It took us a few days, but we figured out how to deal with the projectile poop Russian roulette. When a baby is sleeping soundly and not moving, the built-up gas in her tummy is trapped. When she awakens and starts to move, the gas gets dislodged, increasing the chances of having your precious little one fart-poop on you when you change her diaper. It takes a while for the gas to come out, which is an issue in the middle of the night when you want to get back to bed ASAP. Our easy solution is to feed the baby before changing her diaper: this buys you 10-20 min of farting time. It doesn’t work 100%, but it does save you 9 out of 10 times.
Phase 2: gas issues get worse
As our baby got a couple of weeks older, this feed-before-diapering trick seemed to stop working. It was taking longer for the gas to come out, sometimes not at all. This is when you can revert to diapering before feeding if you prefer (I prefer not to have a damp diaper on me, in case it leaks). This is also when you start having to worry about colic.
The definition for colic is at least 3 hours of crying, although there is no evidence that colic is due to gas. I can’t deal with more than a few minutes of crying. In our case, I know that she is crying due to gas because her belly is clearly bloated, and she quietens down right after a massive fart (or two).
There is the non-medicated route to deal with this: tummy massages, and bicycling the baby’s legs. These have worked slightly to calm her down. There is also gripe water, and then medicines like simethicone that helps form gas bubbles in her system for easier expelling. I’m going to try these out because I can’t bicycle her forever in the middle of the night.
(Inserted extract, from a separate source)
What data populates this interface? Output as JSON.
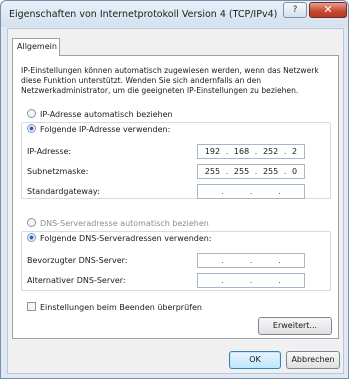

The nurse said that gas issues tend to resolve themselves by 3 months. It doesn’t sound like a long time, but as a sleep deprived new parent, 3 months is forever.